I think you have to understand (as the tone makes all too clear) that the authors of this book are American moms, and therefore have a demonic energy and capacity for hard work that is quite beyond the reach of us British parents. But honestly, if you took all the instructions in this book seriously (e.g. the obsession with hygiene: washing anything your toddler might touch in hot water with a scrubbing brush, as well as being endlessly available, entertaining and stimulating to them) there simply wouldn't be enough hours in the day and you would end up with a nervous breakdown. Which would be no good to the toddler or you.
In fact it is a good example of the kind of parenting manual Libby Purves sent up in her book How Not to Be a Perfect Mother. The important thing is knowing what you can leave out, and keep your sanity. Purves's book was the only one I took with me and my 8-week-old daughter when we went to Colombia for two months, and it worked just fine.
0Comment|13 people found this helpful.

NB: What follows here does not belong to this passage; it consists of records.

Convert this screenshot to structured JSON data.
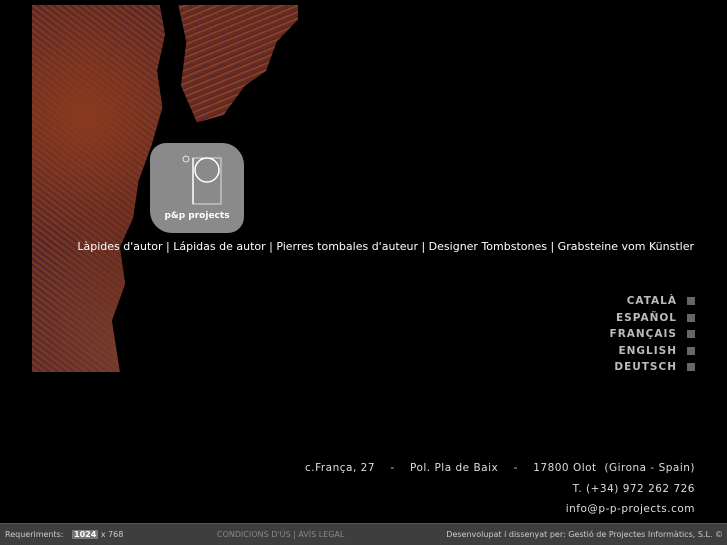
{
  "logo": {
    "text": "p&p projects"
  },
  "tagline": "Làpides d'autor | Lápidas de autor | Pierres tombales d'auteur | Designer Tombstones | Grabsteine vom Künstler",
  "languages": [
    "CATALÀ",
    "ESPAÑOL",
    "FRANÇAIS",
    "ENGLISH",
    "DEUTSCH"
  ],
  "address": {
    "line1": "c.França, 27    -    Pol. Pla de Baix    -    17800 Olot  (Girona - Spain)",
    "phone": "T. (+34) 972 262 726",
    "email": "info@p-p-projects.com"
  },
  "footer": {
    "req_label": "Requeriments:",
    "res_w": "1024",
    "res_x": "x",
    "res_h": "768",
    "legal": "CONDICIONS D'ÚS | AVÍS LEGAL",
    "credits": "Desenvolupat i dissenyat per: Gestió de Projectes Informàtics, S.L. ©"
  }
}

Was this review helpful to you?YesNoReport abuse
on 5 August 2001
I have followed the What to expect series (First Year and Toddler) books and have found them excellent. I like their subtle tone as most of it is like my attitude to parenting (parenting is an important job and it should be taken seriously) although it's not patronising. If all parents even contemplated half of the advice in this book we'd see much better behaved and happier children. I have just ordered the What to expect when you're expecting as I hadn't found this series first timeround.
0Comment|24 people found this helpful. Was this review helpful to you?YesNoReport abuse
on 23 May 2009
This book has many helpful features to aid you in navigating the choppy tantrum-fraught toddler years. The scenarios it deals with are the sort that you face as a parent and the solutions it suggests have frequently proved helpful. However, I find the list of milestones at the start of each chapter can cause me to worry about my son unnecessarily one minute and then convince me that I have spawned a child prodigy the next! Therefore, if you are something of a worry-wart like me, I suggest you buy this book in conjunction with something more laid back, such as Toddler Taming by Prof. Green, otherwise you could end up a nervous wreck!
11 comment|6 people found this helpful. Was this review helpful to you?YesNoReport abuse
on 15 September 2014
This book met all my expectations, as did the other one "the first year". At first I didn't want to order it as some people wrote that it's not as good as first book, but good that i did. When I read this book, I understand that many mothers face same challenges as I do, which makes things easier. Otherwise, you may start thinking that your child is misbehaving and you may get angry for the things that would usual toddlers do in every corner of the world. What I really like also about these What to Expect series, writter gives you so many options to deal with different cases that one would definitely suit you. Though writter will also underline from time to time that you should read options as options and do not underestimate your own motherly instincs while deadling with your child.

Thanks a lot for such a nice book. It definitely helped me to be more petient mother.
0Comment|Was this review helpful to you?YesNoReport abuse
on 12 May 2010
I bought the first book, What to expect, The First Year and it was brilliant. Very informative. This book looks to be the same. Of all the books I've bought this series is by far the best. Its format is easy to use and it is easy to dip into it when problems or quiries arise. Highly recommended by this first time Mum!
0Comment|5 people found this helpful. Was this review helpful to you?YesNoReport abuse

Sponsored Links

  (What is this?)